*** Opening Entries provided ***
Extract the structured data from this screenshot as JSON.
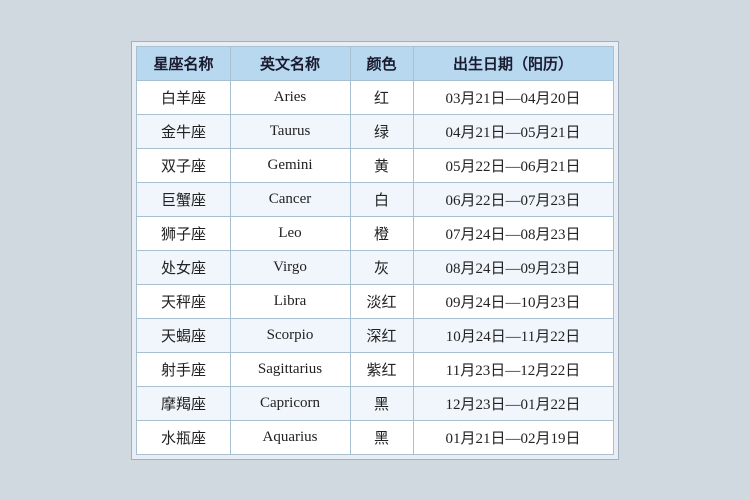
{
  "header": {
    "col1": "星座名称",
    "col2": "英文名称",
    "col3": "颜色",
    "col4": "出生日期（阳历）"
  },
  "rows": [
    {
      "chinese": "白羊座",
      "english": "Aries",
      "color": "红",
      "date": "03月21日—04月20日"
    },
    {
      "chinese": "金牛座",
      "english": "Taurus",
      "color": "绿",
      "date": "04月21日—05月21日"
    },
    {
      "chinese": "双子座",
      "english": "Gemini",
      "color": "黄",
      "date": "05月22日—06月21日"
    },
    {
      "chinese": "巨蟹座",
      "english": "Cancer",
      "color": "白",
      "date": "06月22日—07月23日"
    },
    {
      "chinese": "狮子座",
      "english": "Leo",
      "color": "橙",
      "date": "07月24日—08月23日"
    },
    {
      "chinese": "处女座",
      "english": "Virgo",
      "color": "灰",
      "date": "08月24日—09月23日"
    },
    {
      "chinese": "天秤座",
      "english": "Libra",
      "color": "淡红",
      "date": "09月24日—10月23日"
    },
    {
      "chinese": "天蝎座",
      "english": "Scorpio",
      "color": "深红",
      "date": "10月24日—11月22日"
    },
    {
      "chinese": "射手座",
      "english": "Sagittarius",
      "color": "紫红",
      "date": "11月23日—12月22日"
    },
    {
      "chinese": "摩羯座",
      "english": "Capricorn",
      "color": "黑",
      "date": "12月23日—01月22日"
    },
    {
      "chinese": "水瓶座",
      "english": "Aquarius",
      "color": "黑",
      "date": "01月21日—02月19日"
    }
  ]
}
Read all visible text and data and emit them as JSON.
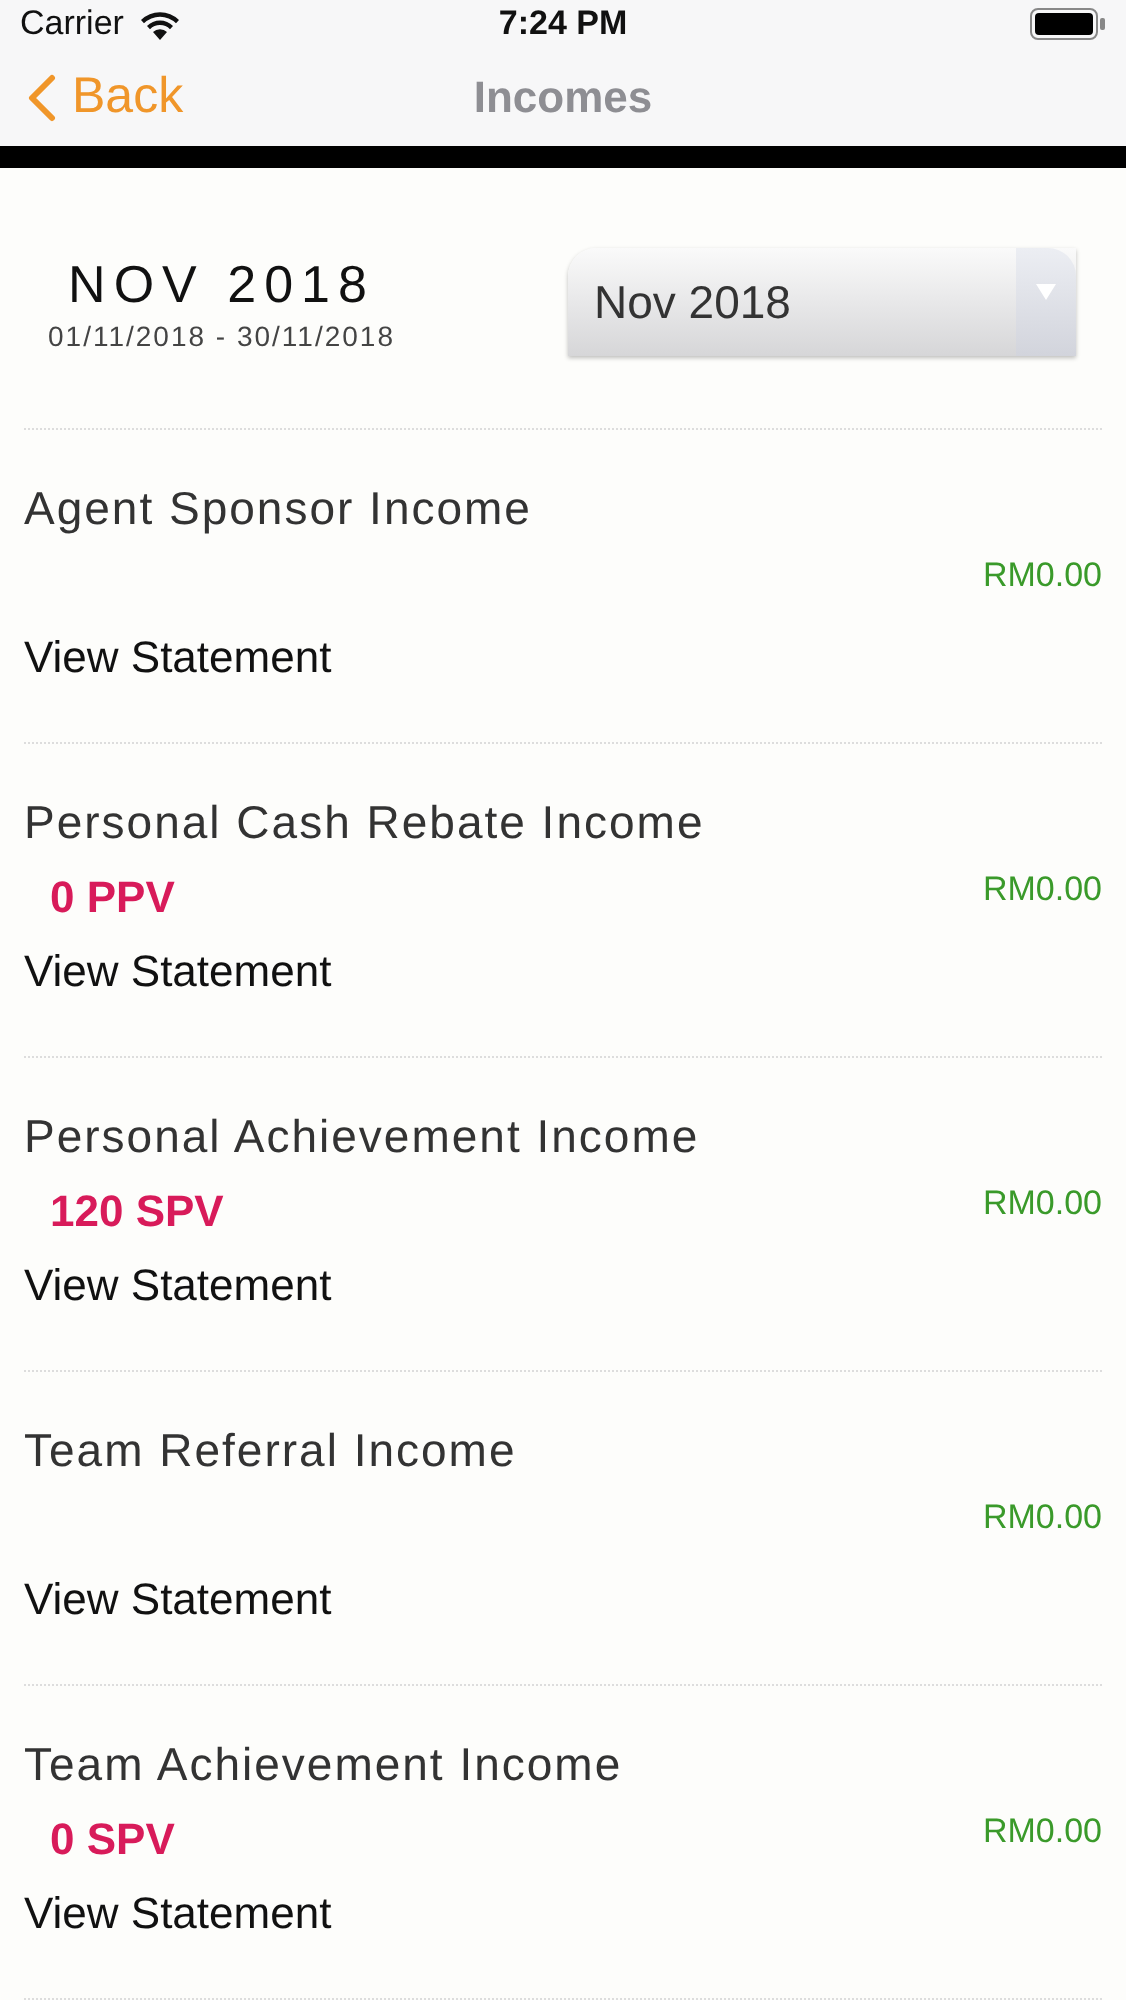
{
  "status_bar": {
    "carrier": "Carrier",
    "time": "7:24 PM"
  },
  "nav": {
    "back": "Back",
    "title": "Incomes"
  },
  "period": {
    "month": "NOV 2018",
    "range": "01/11/2018 - 30/11/2018",
    "dropdown_value": "Nov 2018"
  },
  "incomes": [
    {
      "title": "Agent Sponsor Income",
      "amount": "RM0.00",
      "link": "View Statement"
    },
    {
      "title": "Personal Cash Rebate Income",
      "points": "0 PPV",
      "amount": "RM0.00",
      "link": "View Statement"
    },
    {
      "title": "Personal Achievement Income",
      "points": "120 SPV",
      "amount": "RM0.00",
      "link": "View Statement"
    },
    {
      "title": "Team Referral Income",
      "amount": "RM0.00",
      "link": "View Statement"
    },
    {
      "title": "Team Achievement Income",
      "points": "0 SPV",
      "amount": "RM0.00",
      "link": "View Statement"
    }
  ]
}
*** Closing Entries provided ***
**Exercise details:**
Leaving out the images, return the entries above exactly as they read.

**Response:**
Extract the structured data from this screenshot as JSON.
{
  "header": {
    "col1": "星座名称",
    "col2": "英文名称",
    "col3": "颜色",
    "col4": "出生日期（阳历）"
  },
  "rows": [
    {
      "chinese": "白羊座",
      "english": "Aries",
      "color": "红",
      "date": "03月21日—04月20日"
    },
    {
      "chinese": "金牛座",
      "english": "Taurus",
      "color": "绿",
      "date": "04月21日—05月21日"
    },
    {
      "chinese": "双子座",
      "english": "Gemini",
      "color": "黄",
      "date": "05月22日—06月21日"
    },
    {
      "chinese": "巨蟹座",
      "english": "Cancer",
      "color": "白",
      "date": "06月22日—07月23日"
    },
    {
      "chinese": "狮子座",
      "english": "Leo",
      "color": "橙",
      "date": "07月24日—08月23日"
    },
    {
      "chinese": "处女座",
      "english": "Virgo",
      "color": "灰",
      "date": "08月24日—09月23日"
    },
    {
      "chinese": "天秤座",
      "english": "Libra",
      "color": "淡红",
      "date": "09月24日—10月23日"
    },
    {
      "chinese": "天蝎座",
      "english": "Scorpio",
      "color": "深红",
      "date": "10月24日—11月22日"
    },
    {
      "chinese": "射手座",
      "english": "Sagittarius",
      "color": "紫红",
      "date": "11月23日—12月22日"
    },
    {
      "chinese": "摩羯座",
      "english": "Capricorn",
      "color": "黑",
      "date": "12月23日—01月22日"
    },
    {
      "chinese": "水瓶座",
      "english": "Aquarius",
      "color": "黑",
      "date": "01月21日—02月19日"
    }
  ]
}
Read all visible text and data and emit them as JSON.
{
  "status_bar": {
    "carrier": "Carrier",
    "time": "7:24 PM"
  },
  "nav": {
    "back": "Back",
    "title": "Incomes"
  },
  "period": {
    "month": "NOV 2018",
    "range": "01/11/2018 - 30/11/2018",
    "dropdown_value": "Nov 2018"
  },
  "incomes": [
    {
      "title": "Agent Sponsor Income",
      "amount": "RM0.00",
      "link": "View Statement"
    },
    {
      "title": "Personal Cash Rebate Income",
      "points": "0 PPV",
      "amount": "RM0.00",
      "link": "View Statement"
    },
    {
      "title": "Personal Achievement Income",
      "points": "120 SPV",
      "amount": "RM0.00",
      "link": "View Statement"
    },
    {
      "title": "Team Referral Income",
      "amount": "RM0.00",
      "link": "View Statement"
    },
    {
      "title": "Team Achievement Income",
      "points": "0 SPV",
      "amount": "RM0.00",
      "link": "View Statement"
    }
  ]
}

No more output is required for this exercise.